What does it mean if leather absorbs water?

Water absorption indicates the type of leather, its condition, and how it should be cleaned.

Water will bead on finished and pigmented leathers like those used in auto interiors. Water will also bead on synthetics like vinyl or bonded leather. Use denatured or rubbing alcohol to remove any conditioner, oil, or wax residue. Then follow with a diluted, water-based degreaser like our Flite®. If the finish is worn, exposing absorbent suede, clean these areas only with alcohol.

Semi-aniline leather has a thin clear finish that will gradually absorb water. Semi-aniline leather may also have stains that can’t be removed. It should only be cleaned with denatured or rubbing alcohol prior to restoration.

Unfinished leathers like suede, brushed nubuck or aniline will immediately absorb water. As such, these leathers often show body oil and other stains that can’t be removed. Unfinished leathers should be cleaned only with denatured or rubbing alcohol prior to restoration.

There are also faux leathers made of polyester or microfiber that will absorb water on worn areas. These should also be cleaned with alcohol.

NOTE: Rub ’n Restore® colors are thin coatings and will add a protective finish. Leather that feels very warm and velvety, like aniline, will slightly cool as a result. For this reason, we discourage using our products on nubuck or suede, but we have had customers do it. The leather will continue to breathe. While it may still exhibit absorbent qualities, it will be more fade and stain-resistant.

Ash Dye on Nubuck before and after photos

While the product is not designed for nubuck and suede, I experimented on this sofa with the ash color and got great results. I used a mixture of one part Ash, one part Clear Prep, and one part distilled water. First I rubbed on a thin, light coat with sponge. It looked awful. Sponged on another 4-5 coats, and looks good. Doesn’t feel stiff or unnatural either.” – George Allred

This video shows examples of different materials.

Video contents:

  • 0:10 – The “water beads” test
  • 0:20 – Heavy-duty vinyl
  • 0:29 – Composite leather (bonded leather, polyurethane leather, faux leather, reconstituted leather, recycled leather)
  • 1:01 – Real suede
  • 1:47 – Real top-grain leather
  • 2:08 – Aniline (or semi-aniline) leather

Learn more about types of leather and the difference between leather dyes and pigmented finishes.

Reader Interactions


  1. Deb Dahlberg says

    We purchased some of your midnight blue restore color. After watching your videos I am a bit concerned. We purchased a leather furniture set probably 25 years ago. Sofa and love seat are still in perfect shape however the chair and hassock have had problems for years. Is there a way I can send you photos to see what you think.

    If I understand our damage I should clean with rubbing alcohol, apply the clear and then stain and finish with applying the clear again? How can I send a few pictures to you to look at.

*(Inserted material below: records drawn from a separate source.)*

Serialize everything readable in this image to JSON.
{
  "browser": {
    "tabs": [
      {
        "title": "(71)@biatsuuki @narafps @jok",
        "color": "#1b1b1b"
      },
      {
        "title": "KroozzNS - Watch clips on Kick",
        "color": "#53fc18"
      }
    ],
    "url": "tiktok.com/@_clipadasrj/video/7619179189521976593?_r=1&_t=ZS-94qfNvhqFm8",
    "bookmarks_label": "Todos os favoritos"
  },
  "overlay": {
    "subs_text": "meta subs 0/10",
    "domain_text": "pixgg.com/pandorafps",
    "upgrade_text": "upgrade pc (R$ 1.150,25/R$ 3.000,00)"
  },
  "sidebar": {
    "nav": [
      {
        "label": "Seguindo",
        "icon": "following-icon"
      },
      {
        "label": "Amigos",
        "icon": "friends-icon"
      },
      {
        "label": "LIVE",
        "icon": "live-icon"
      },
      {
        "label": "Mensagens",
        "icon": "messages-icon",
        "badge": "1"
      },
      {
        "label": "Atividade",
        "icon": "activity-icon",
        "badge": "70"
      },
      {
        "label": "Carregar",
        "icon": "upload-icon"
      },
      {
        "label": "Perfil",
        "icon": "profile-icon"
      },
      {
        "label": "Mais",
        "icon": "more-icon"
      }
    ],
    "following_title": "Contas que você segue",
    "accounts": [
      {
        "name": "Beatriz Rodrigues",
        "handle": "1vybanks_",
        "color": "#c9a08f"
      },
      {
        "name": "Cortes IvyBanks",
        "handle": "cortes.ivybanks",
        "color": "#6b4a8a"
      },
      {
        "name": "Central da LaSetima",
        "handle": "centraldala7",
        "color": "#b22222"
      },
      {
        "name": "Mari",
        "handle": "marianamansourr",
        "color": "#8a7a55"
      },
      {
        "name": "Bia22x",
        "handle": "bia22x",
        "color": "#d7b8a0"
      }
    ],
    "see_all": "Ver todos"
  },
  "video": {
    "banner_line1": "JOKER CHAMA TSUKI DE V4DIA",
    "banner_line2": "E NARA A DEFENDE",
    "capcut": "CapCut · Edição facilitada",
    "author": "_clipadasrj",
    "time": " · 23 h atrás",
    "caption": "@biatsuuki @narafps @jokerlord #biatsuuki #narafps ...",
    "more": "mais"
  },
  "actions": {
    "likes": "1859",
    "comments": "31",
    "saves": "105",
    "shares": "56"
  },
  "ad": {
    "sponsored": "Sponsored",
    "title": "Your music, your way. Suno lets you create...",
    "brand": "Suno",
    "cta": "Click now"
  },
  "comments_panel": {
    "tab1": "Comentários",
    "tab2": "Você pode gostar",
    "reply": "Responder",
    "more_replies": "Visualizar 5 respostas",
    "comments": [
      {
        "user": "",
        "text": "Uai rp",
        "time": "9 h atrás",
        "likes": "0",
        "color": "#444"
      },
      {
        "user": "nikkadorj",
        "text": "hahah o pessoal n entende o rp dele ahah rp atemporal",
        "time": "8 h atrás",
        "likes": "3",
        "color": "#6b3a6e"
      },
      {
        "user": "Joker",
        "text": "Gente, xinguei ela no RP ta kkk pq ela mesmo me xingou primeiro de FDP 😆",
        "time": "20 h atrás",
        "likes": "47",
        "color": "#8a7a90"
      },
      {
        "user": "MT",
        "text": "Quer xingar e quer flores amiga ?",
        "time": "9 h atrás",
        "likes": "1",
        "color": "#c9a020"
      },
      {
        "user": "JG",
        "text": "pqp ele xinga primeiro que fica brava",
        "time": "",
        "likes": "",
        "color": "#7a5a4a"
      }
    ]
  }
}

Leave a Reply

Your email address will not be published. Required fields are marked *

The Knowledge Hub is a library of articles and videos complied to help our customers complete their DIY leather and vinyl restoration projects.